→ **What you should do**
Find and return every line of the data that contains the word "screenshot".

→ **Given records**
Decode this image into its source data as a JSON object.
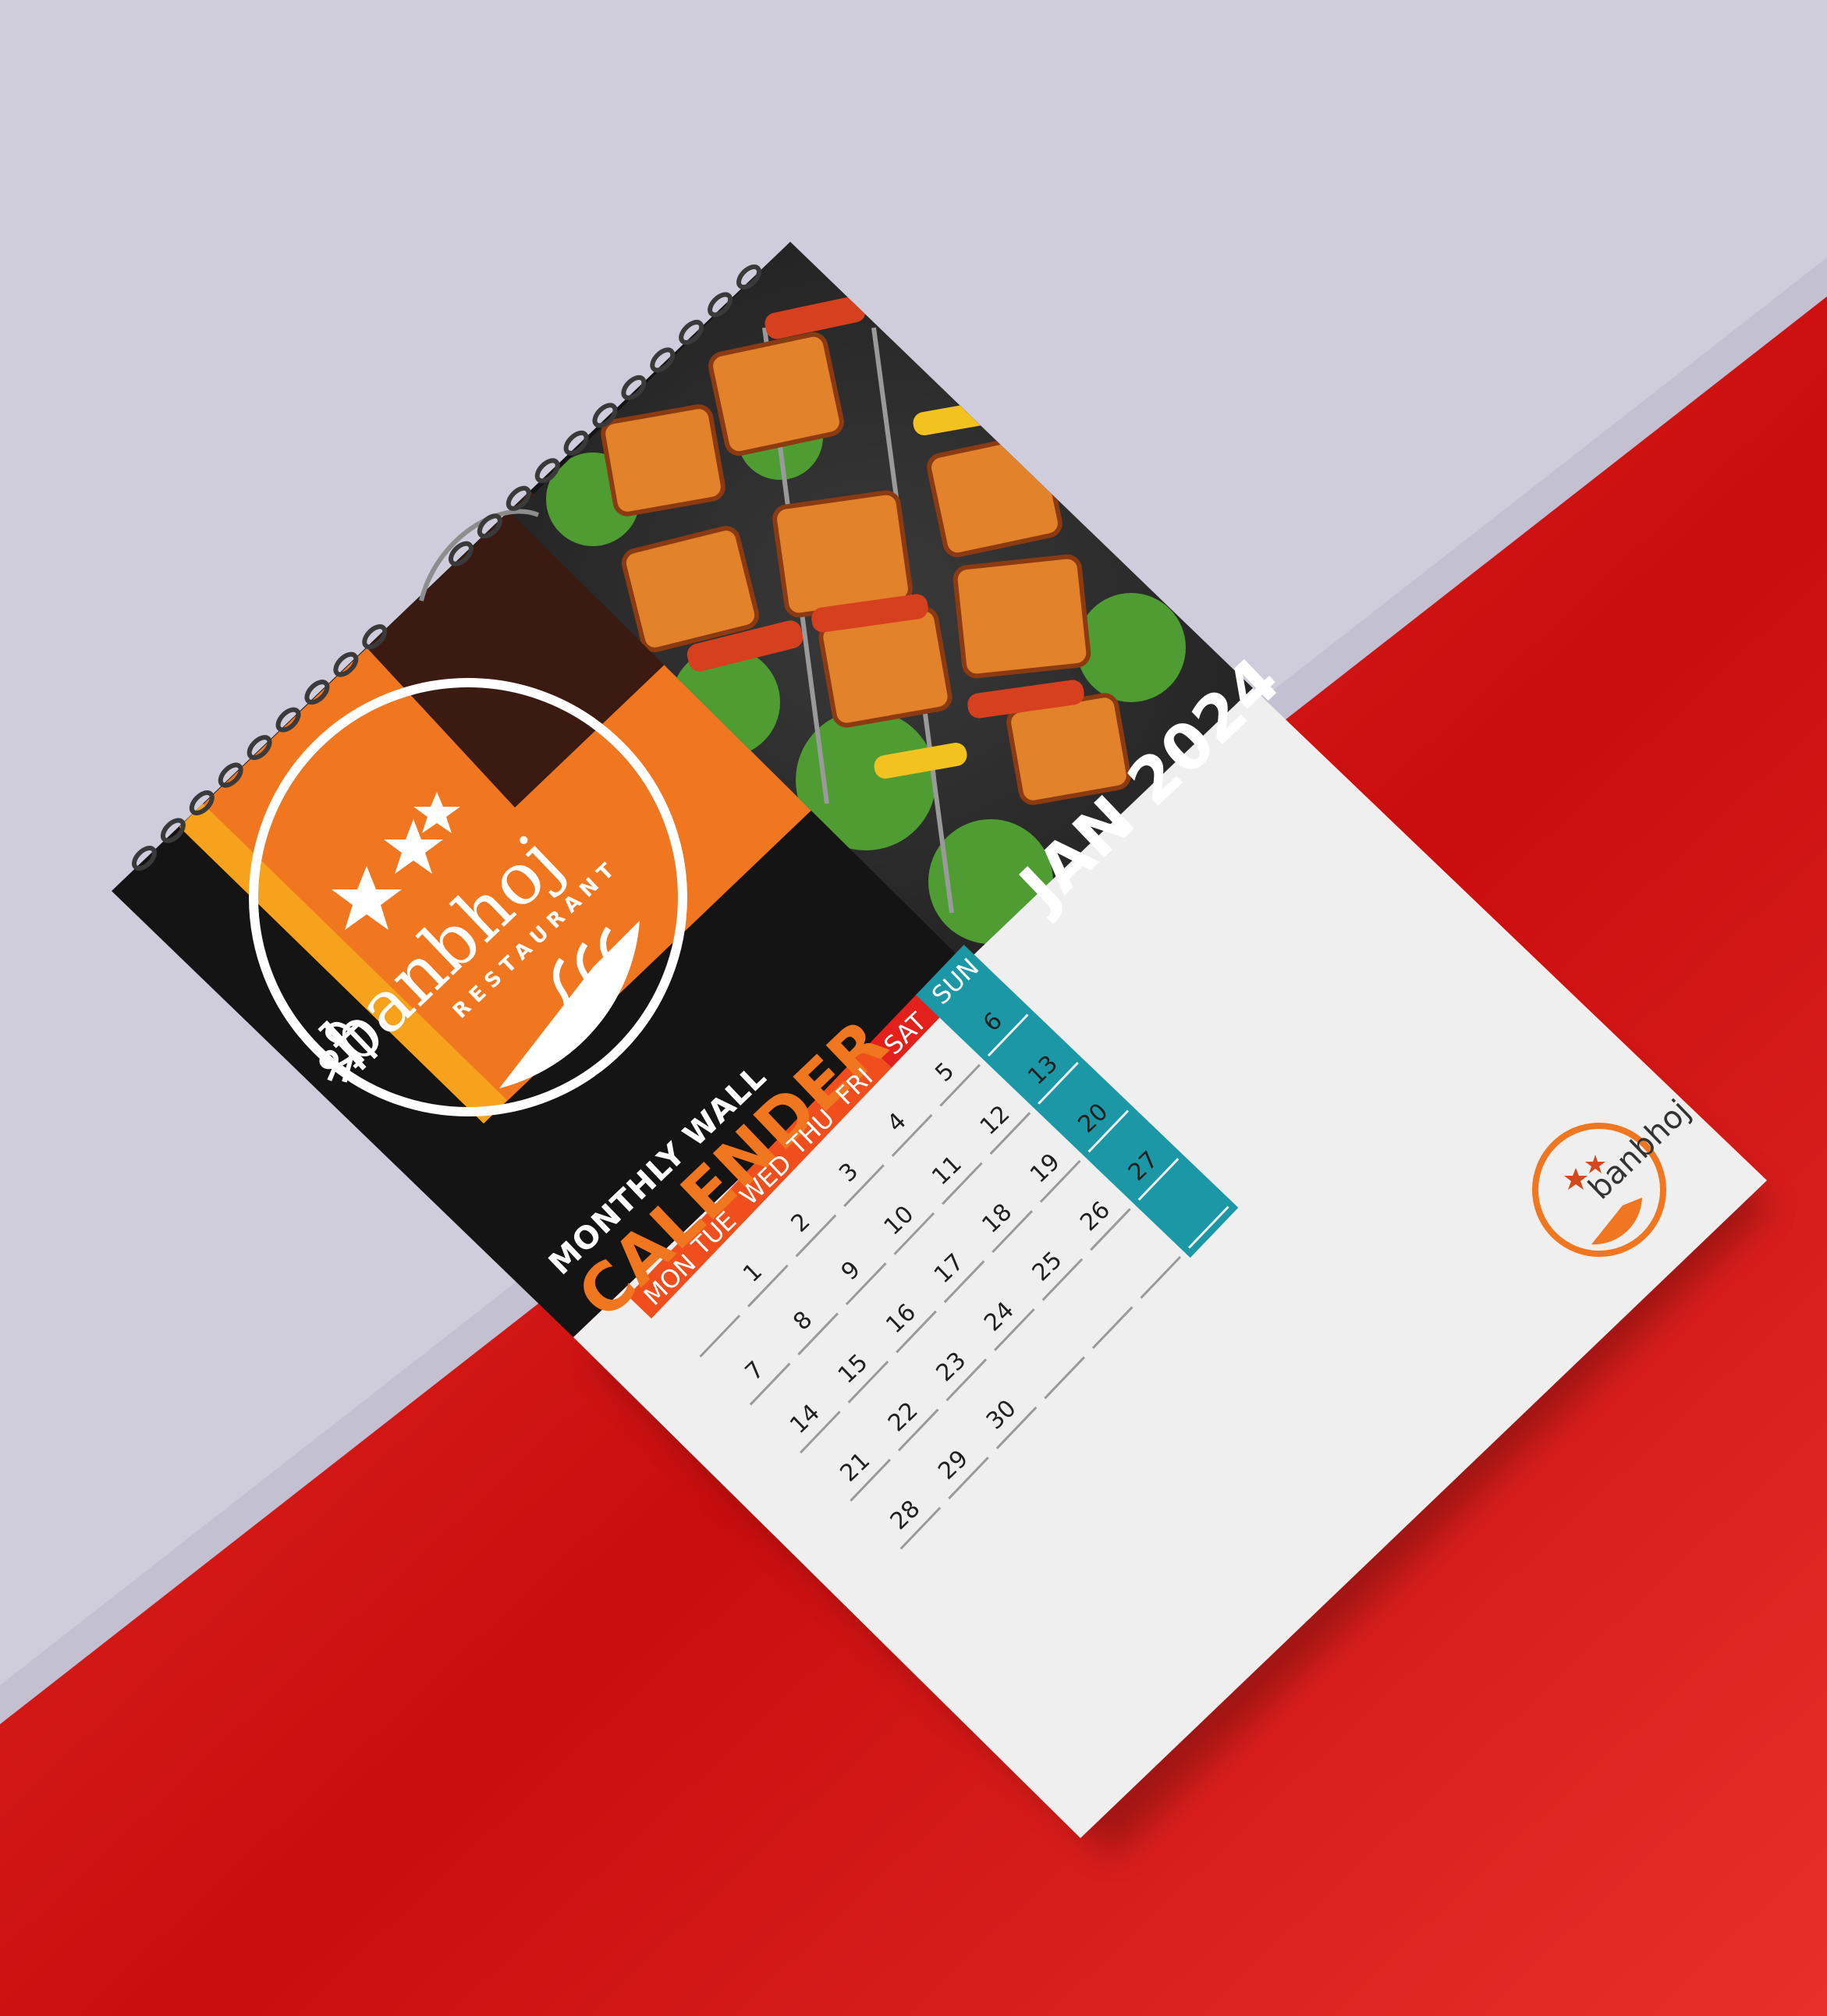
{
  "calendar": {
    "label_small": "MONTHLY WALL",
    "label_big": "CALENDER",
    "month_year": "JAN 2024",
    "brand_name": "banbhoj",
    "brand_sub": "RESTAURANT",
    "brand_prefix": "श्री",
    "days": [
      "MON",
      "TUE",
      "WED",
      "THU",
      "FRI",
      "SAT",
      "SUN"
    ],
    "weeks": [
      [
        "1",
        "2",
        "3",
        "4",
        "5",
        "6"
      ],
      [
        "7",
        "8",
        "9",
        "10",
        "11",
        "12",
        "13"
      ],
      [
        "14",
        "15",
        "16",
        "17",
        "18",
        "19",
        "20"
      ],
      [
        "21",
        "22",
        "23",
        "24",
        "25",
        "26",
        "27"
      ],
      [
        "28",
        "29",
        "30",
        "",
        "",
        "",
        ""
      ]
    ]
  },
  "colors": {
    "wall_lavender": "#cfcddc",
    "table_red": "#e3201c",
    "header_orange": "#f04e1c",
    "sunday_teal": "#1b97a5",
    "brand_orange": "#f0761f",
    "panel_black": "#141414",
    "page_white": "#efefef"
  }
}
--
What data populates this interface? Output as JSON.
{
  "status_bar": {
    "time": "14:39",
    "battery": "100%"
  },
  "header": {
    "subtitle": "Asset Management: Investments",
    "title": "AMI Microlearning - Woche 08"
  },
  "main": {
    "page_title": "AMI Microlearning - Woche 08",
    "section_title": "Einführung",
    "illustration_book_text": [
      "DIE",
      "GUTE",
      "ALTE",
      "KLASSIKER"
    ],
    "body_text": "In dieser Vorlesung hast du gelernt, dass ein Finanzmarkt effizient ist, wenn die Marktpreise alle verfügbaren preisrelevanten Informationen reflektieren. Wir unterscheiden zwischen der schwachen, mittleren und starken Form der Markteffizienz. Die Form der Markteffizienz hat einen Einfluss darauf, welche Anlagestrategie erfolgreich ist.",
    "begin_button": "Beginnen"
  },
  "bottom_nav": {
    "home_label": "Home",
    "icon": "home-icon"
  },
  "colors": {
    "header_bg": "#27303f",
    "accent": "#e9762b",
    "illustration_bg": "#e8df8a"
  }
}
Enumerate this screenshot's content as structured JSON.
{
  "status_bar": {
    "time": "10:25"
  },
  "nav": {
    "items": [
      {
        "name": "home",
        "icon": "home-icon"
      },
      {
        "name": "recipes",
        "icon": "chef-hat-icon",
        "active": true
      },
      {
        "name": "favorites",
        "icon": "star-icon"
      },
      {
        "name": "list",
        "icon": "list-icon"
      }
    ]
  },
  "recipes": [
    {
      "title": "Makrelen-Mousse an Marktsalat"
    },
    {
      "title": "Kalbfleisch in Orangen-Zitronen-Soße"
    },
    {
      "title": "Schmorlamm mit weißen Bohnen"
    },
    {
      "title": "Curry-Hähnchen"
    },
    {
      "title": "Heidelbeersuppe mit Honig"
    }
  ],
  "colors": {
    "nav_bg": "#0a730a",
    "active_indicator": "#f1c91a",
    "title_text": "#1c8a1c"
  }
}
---
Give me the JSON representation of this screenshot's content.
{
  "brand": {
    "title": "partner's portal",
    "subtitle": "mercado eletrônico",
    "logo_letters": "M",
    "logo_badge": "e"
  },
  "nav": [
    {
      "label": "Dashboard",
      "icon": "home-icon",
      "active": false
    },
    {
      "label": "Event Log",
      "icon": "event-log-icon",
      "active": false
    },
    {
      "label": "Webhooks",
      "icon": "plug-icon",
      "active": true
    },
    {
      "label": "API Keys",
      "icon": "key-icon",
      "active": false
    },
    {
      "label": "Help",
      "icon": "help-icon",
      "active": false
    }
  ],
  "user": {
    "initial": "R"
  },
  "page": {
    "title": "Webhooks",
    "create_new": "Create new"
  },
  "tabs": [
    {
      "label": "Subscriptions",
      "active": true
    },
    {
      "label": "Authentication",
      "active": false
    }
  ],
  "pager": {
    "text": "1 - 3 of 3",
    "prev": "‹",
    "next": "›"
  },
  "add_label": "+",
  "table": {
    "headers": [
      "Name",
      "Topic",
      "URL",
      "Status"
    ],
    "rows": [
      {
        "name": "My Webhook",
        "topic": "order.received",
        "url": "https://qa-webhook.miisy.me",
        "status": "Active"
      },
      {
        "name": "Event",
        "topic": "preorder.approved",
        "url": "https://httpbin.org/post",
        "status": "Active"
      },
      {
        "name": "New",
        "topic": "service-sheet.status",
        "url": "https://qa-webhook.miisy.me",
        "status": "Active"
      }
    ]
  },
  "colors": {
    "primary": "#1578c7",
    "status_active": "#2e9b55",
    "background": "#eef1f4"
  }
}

→ **Solution to the problem**
Enumerate this screenshot's content as structured JSON.
Give me the JSON representation of this screenshot's content.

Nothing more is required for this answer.